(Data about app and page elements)
- - - -
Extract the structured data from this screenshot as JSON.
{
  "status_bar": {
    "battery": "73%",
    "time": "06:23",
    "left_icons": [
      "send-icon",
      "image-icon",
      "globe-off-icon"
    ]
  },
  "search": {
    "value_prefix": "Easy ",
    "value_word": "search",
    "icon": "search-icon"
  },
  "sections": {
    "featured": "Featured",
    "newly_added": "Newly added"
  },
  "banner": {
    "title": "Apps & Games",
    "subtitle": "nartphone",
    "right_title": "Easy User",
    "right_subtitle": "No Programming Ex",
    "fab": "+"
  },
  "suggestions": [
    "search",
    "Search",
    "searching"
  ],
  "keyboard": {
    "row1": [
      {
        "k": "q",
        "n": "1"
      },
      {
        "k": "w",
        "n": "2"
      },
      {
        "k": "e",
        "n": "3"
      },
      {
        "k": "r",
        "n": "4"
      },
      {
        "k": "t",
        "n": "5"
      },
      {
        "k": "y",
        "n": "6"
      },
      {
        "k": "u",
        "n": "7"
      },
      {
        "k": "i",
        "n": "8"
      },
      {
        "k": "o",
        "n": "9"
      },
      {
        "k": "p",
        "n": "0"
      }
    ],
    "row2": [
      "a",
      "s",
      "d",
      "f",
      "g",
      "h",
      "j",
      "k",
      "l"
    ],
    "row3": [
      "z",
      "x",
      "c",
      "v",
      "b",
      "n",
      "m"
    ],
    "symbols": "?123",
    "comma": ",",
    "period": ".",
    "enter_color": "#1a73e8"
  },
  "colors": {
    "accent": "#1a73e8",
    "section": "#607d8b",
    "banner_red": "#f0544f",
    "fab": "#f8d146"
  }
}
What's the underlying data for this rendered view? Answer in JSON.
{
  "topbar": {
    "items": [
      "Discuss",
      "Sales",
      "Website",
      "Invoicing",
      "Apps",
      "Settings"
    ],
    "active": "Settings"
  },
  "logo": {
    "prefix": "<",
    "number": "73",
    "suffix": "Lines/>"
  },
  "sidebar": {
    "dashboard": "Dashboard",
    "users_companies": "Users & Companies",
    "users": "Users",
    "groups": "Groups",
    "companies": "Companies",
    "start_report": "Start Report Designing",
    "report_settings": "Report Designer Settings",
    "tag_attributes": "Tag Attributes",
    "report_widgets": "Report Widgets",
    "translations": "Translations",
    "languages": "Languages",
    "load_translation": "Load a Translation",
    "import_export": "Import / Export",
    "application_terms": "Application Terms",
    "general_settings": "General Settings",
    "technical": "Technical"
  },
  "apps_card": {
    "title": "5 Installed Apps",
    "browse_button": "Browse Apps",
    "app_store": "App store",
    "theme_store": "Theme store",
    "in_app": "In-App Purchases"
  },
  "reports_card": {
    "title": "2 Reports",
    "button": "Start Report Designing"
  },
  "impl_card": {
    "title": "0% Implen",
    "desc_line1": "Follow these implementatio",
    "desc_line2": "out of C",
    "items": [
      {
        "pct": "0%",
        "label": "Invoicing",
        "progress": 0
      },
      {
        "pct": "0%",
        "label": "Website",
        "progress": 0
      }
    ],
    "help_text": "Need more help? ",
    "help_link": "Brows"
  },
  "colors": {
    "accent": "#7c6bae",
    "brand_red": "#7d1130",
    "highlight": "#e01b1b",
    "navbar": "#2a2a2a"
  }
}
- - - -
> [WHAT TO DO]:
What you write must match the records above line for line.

> [RESULT OF THIS EXERCISE]:
Extract the structured data from this screenshot as JSON.
{
  "status_bar": {
    "battery": "73%",
    "time": "06:23",
    "left_icons": [
      "send-icon",
      "image-icon",
      "globe-off-icon"
    ]
  },
  "search": {
    "value_prefix": "Easy ",
    "value_word": "search",
    "icon": "search-icon"
  },
  "sections": {
    "featured": "Featured",
    "newly_added": "Newly added"
  },
  "banner": {
    "title": "Apps & Games",
    "subtitle": "nartphone",
    "right_title": "Easy User",
    "right_subtitle": "No Programming Ex",
    "fab": "+"
  },
  "suggestions": [
    "search",
    "Search",
    "searching"
  ],
  "keyboard": {
    "row1": [
      {
        "k": "q",
        "n": "1"
      },
      {
        "k": "w",
        "n": "2"
      },
      {
        "k": "e",
        "n": "3"
      },
      {
        "k": "r",
        "n": "4"
      },
      {
        "k": "t",
        "n": "5"
      },
      {
        "k": "y",
        "n": "6"
      },
      {
        "k": "u",
        "n": "7"
      },
      {
        "k": "i",
        "n": "8"
      },
      {
        "k": "o",
        "n": "9"
      },
      {
        "k": "p",
        "n": "0"
      }
    ],
    "row2": [
      "a",
      "s",
      "d",
      "f",
      "g",
      "h",
      "j",
      "k",
      "l"
    ],
    "row3": [
      "z",
      "x",
      "c",
      "v",
      "b",
      "n",
      "m"
    ],
    "symbols": "?123",
    "comma": ",",
    "period": ".",
    "enter_color": "#1a73e8"
  },
  "colors": {
    "accent": "#1a73e8",
    "section": "#607d8b",
    "banner_red": "#f0544f",
    "fab": "#f8d146"
  }
}
What's the underlying data for this rendered view? Answer in JSON.
{
  "topbar": {
    "items": [
      "Discuss",
      "Sales",
      "Website",
      "Invoicing",
      "Apps",
      "Settings"
    ],
    "active": "Settings"
  },
  "logo": {
    "prefix": "<",
    "number": "73",
    "suffix": "Lines/>"
  },
  "sidebar": {
    "dashboard": "Dashboard",
    "users_companies": "Users & Companies",
    "users": "Users",
    "groups": "Groups",
    "companies": "Companies",
    "start_report": "Start Report Designing",
    "report_settings": "Report Designer Settings",
    "tag_attributes": "Tag Attributes",
    "report_widgets": "Report Widgets",
    "translations": "Translations",
    "languages": "Languages",
    "load_translation": "Load a Translation",
    "import_export": "Import / Export",
    "application_terms": "Application Terms",
    "general_settings": "General Settings",
    "technical": "Technical"
  },
  "apps_card": {
    "title": "5 Installed Apps",
    "browse_button": "Browse Apps",
    "app_store": "App store",
    "theme_store": "Theme store",
    "in_app": "In-App Purchases"
  },
  "reports_card": {
    "title": "2 Reports",
    "button": "Start Report Designing"
  },
  "impl_card": {
    "title": "0% Implen",
    "desc_line1": "Follow these implementatio",
    "desc_line2": "out of C",
    "items": [
      {
        "pct": "0%",
        "label": "Invoicing",
        "progress": 0
      },
      {
        "pct": "0%",
        "label": "Website",
        "progress": 0
      }
    ],
    "help_text": "Need more help? ",
    "help_link": "Brows"
  },
  "colors": {
    "accent": "#7c6bae",
    "brand_red": "#7d1130",
    "highlight": "#e01b1b",
    "navbar": "#2a2a2a"
  }
}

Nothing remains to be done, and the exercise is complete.